## App and web page records
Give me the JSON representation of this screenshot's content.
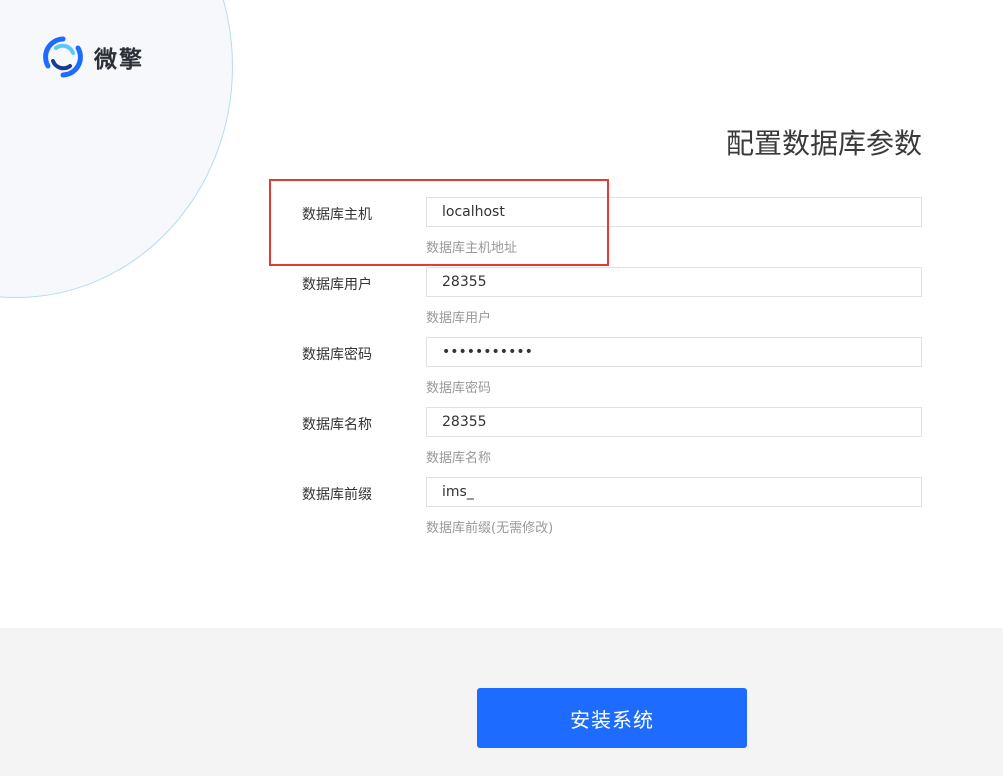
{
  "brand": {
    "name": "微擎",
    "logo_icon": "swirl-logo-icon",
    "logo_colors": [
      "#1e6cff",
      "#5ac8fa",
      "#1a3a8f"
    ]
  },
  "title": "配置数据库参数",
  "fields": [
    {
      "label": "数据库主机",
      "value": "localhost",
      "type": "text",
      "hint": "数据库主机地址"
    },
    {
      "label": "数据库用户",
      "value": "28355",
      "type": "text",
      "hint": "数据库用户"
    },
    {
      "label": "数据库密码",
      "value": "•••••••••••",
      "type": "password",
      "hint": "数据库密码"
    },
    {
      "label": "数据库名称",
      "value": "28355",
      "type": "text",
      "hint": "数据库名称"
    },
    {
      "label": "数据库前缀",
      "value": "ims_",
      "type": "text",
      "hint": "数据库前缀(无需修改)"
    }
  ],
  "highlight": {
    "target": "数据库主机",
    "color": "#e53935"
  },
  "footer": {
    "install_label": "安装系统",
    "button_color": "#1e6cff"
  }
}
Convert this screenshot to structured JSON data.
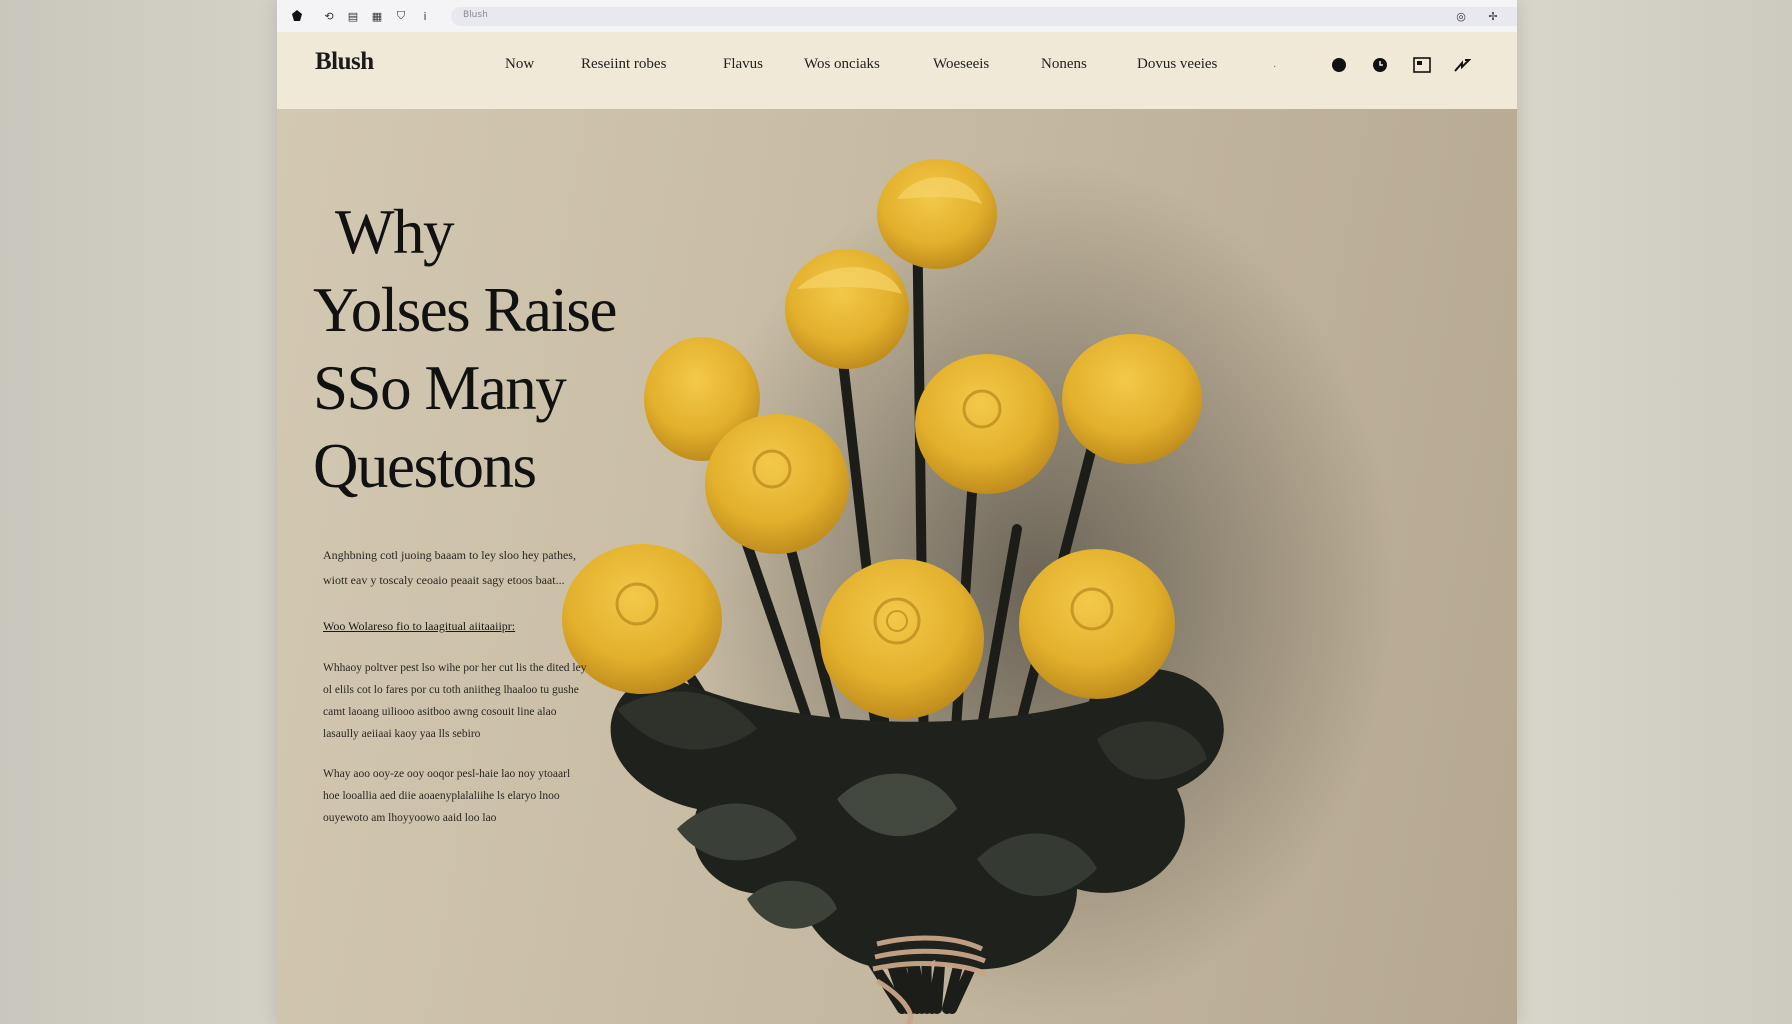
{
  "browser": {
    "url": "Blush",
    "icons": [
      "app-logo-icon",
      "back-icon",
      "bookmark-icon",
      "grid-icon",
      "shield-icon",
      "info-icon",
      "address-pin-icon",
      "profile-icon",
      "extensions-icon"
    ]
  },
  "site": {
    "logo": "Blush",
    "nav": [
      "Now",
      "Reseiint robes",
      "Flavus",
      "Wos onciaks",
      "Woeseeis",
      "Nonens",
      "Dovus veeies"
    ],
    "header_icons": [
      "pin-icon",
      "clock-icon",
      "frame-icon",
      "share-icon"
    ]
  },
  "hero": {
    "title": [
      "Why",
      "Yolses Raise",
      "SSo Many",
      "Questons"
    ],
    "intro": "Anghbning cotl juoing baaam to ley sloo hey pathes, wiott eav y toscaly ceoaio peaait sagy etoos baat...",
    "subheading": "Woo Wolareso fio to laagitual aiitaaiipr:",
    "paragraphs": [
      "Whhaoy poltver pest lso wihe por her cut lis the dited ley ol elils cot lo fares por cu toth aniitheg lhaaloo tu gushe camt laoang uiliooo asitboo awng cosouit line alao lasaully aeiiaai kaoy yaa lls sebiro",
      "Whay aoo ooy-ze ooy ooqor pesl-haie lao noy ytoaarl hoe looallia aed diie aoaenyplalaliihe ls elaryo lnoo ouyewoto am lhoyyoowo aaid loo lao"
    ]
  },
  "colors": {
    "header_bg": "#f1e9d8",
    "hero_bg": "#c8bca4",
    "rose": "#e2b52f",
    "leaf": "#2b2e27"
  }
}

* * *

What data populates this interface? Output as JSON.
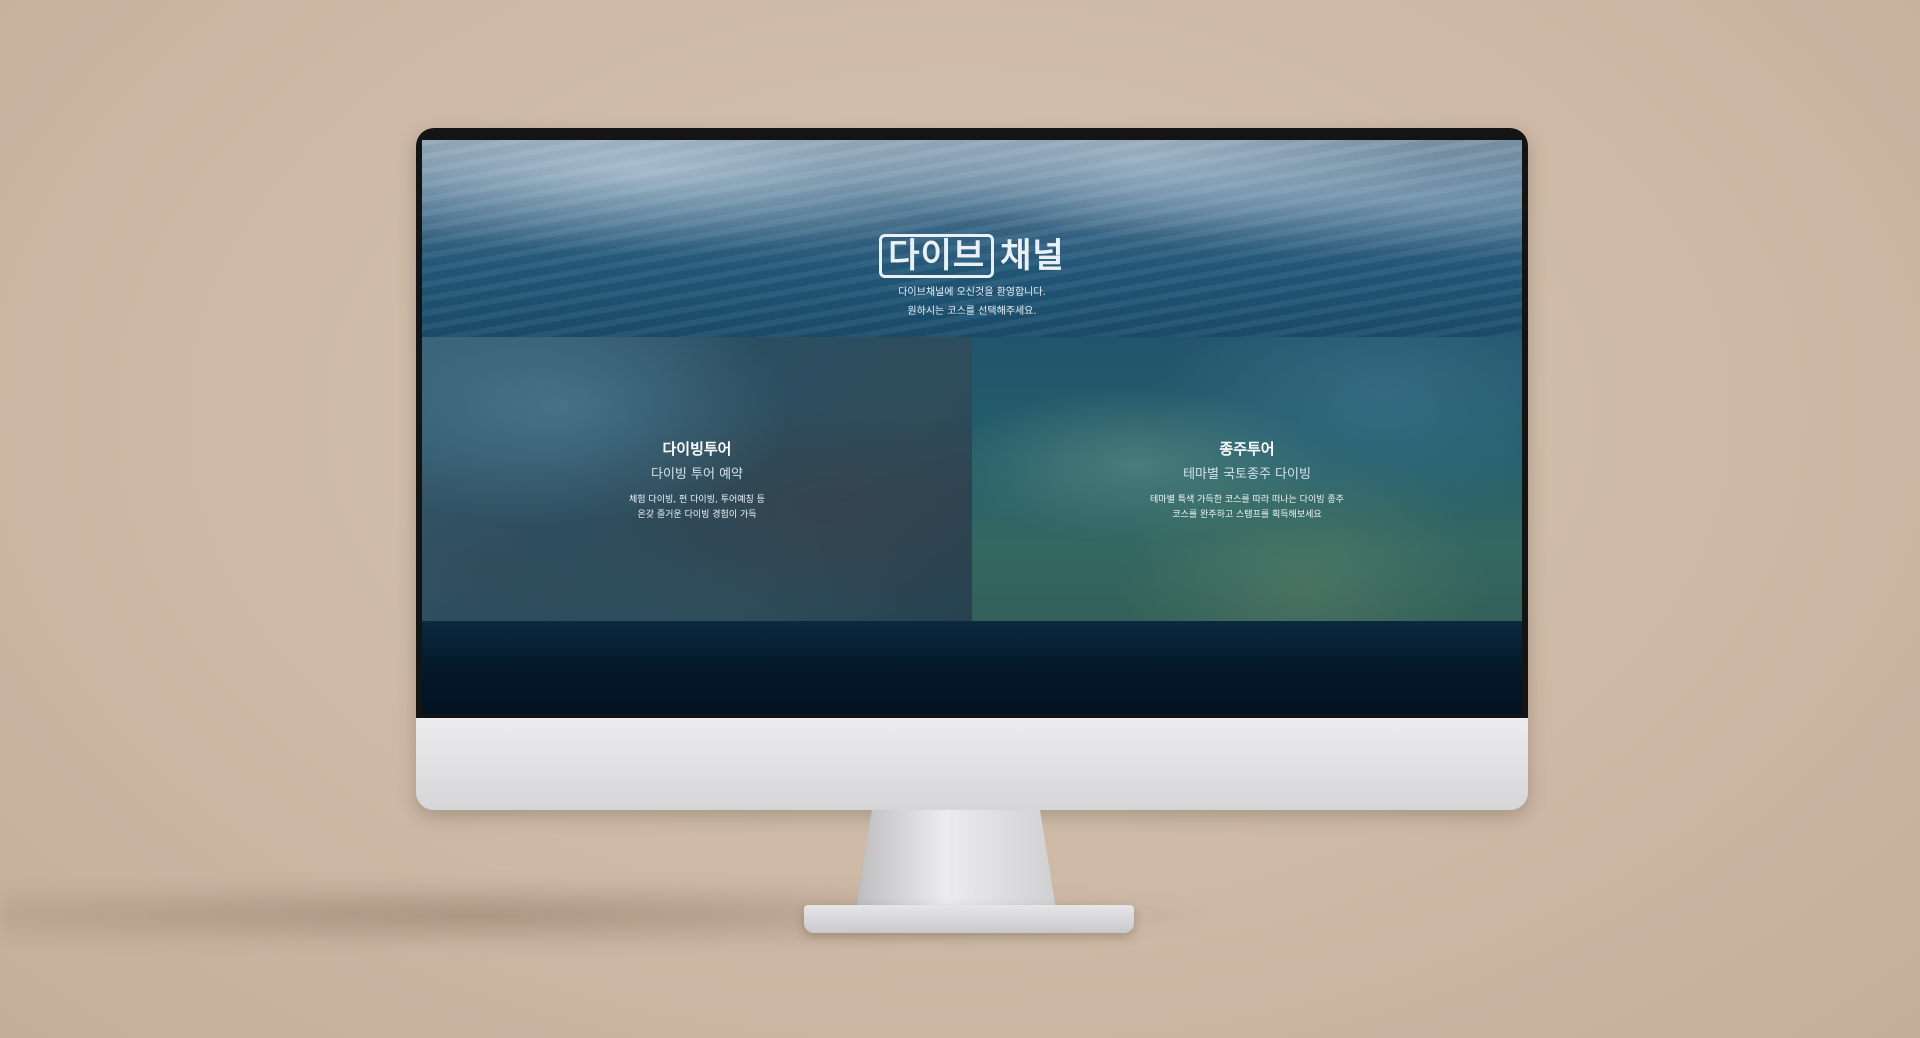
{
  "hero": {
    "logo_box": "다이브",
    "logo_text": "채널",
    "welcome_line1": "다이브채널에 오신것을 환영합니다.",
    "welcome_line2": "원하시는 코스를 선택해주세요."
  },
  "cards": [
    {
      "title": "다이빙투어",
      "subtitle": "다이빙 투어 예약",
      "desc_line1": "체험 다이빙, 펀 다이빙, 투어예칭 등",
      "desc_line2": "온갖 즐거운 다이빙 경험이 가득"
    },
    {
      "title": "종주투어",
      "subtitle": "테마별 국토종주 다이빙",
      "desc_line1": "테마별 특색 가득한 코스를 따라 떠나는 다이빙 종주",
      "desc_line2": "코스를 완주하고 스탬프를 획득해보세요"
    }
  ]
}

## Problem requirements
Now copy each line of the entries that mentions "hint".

## Exercise solution
      "hint": "数据库主机地址"
      "hint": "数据库用户"
      "hint": "数据库密码"
      "hint": "数据库名称"
      "hint": "数据库前缀(无需修改)"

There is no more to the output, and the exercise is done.